'Many of us have unanswered callings, something that we have always wanted to do but have put on hold. A crisis gives us an opportunity to reflect on those choices and re-explore them,' Kent says.
Instead of the past, you can also look into the future. Visualizing the future is easier if you picture it as already completed.
'Don’t ask yourself what you want to do in ten years’ time, but try to write down on paper a concrete vision instead: in ten years’ time I will have become an excellent musician or made this company a leader in the industry.'
This so-called future-perfect thinking forces you to think about all the steps you need to take in order to make your vision a reality.
'It also makes the things you do today much more meaningful because you see how even the small actions that may feel inconsequential are building towards a larger whole in the future.'
Values and commitments give you a sense of direction.
For a leader to create and convey a sense of purpose in their organization, they first have to discover their personal values and commitments to guide them through the crisis, Kent emphasizes.
'Crises are naturally ambiguous situations. Leaders can get overwhelmed with information that can be interpreted in two or more ways. Simply collecting more facts can’t tell leaders which interpretation is the right one, or what action to take.'
This is why the leader’s personal values and commitments are important.
'When you commit to something like protecting your company’s employees during the crisis, it gives you a frame. It focuses your attention on the details that are important to your goal, and the things you can change. This sense of direction turns an ambiguous situation into a solid interpretation you can act on, and one you can communicate to others like employees or shareholders as well.'
The pitfall is that leaders often have conflicting values.
'You want to save the organization but don’t want to do layoffs during the pandemic lockdowns, for example. Or determining when to return employees to the office, or when to reopen for clients, may create dilemmas pitting safety against the organization’s mission.
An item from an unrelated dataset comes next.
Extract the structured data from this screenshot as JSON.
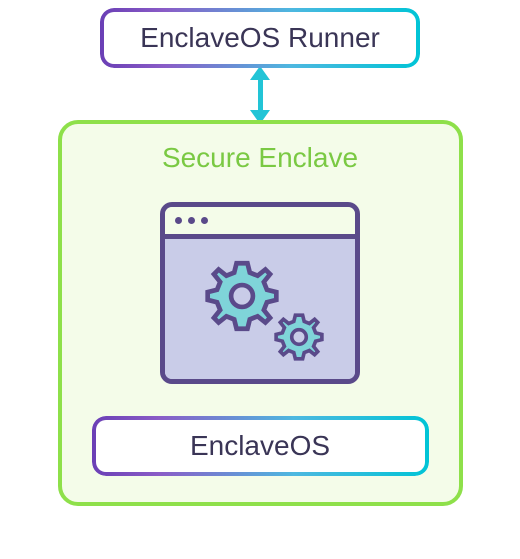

These are tough decisions without an obvious right or wrong,' Kent continues.
In these kinds of situations, the leader has to reflect on which of those values is the most important to themselves and the organization, and prioritize accordingly.
A strong vision is linked to everyday tasks
Besides identifying their personal values, the leader must also create a strong vision in order to arouse a sense of purpose and meaning in their organization. But how specific should a vision be for it to be strong enough? Finding the golden mean is, once again, important.
If the vision is too specific, it may also be inflexible and difficult to adapt should the company need to change its strategy at some point. It may also exclude those employees who don’t believe in it wholeheartedly.
On the other hand, a vision that’s too broad may fail to capture the employees’ imagination or set a direction.
'There seems to be some level of optimal specificity. The idea is not to have the clearest vision but a vision that most employees can relate to. Metaphors, images, and stories are good tools because they help employees create their own image of the vision.'
Kent also recommends linking the vision to everyday tasks.
'This is a challenge because visions are supposed to be quite broad or overarching, but the broader a vision is, the more difficult it is to see how your day-to-day behavior impacts that vision. A well-known success case relates to the story of the janitor at NASA who was asked what he was doing and he answered that he was helping send someone to the Moon.'
Derin Kent is Assistant Professor of Organization Studies at Warwick Business School and Visiting Researcher in Organization and Management at Aalto University School of Business. He also teaches at Aalto University Executive Education. His research examines group and organizational processes in extreme contexts.
This article was originally published on aaltoee.com.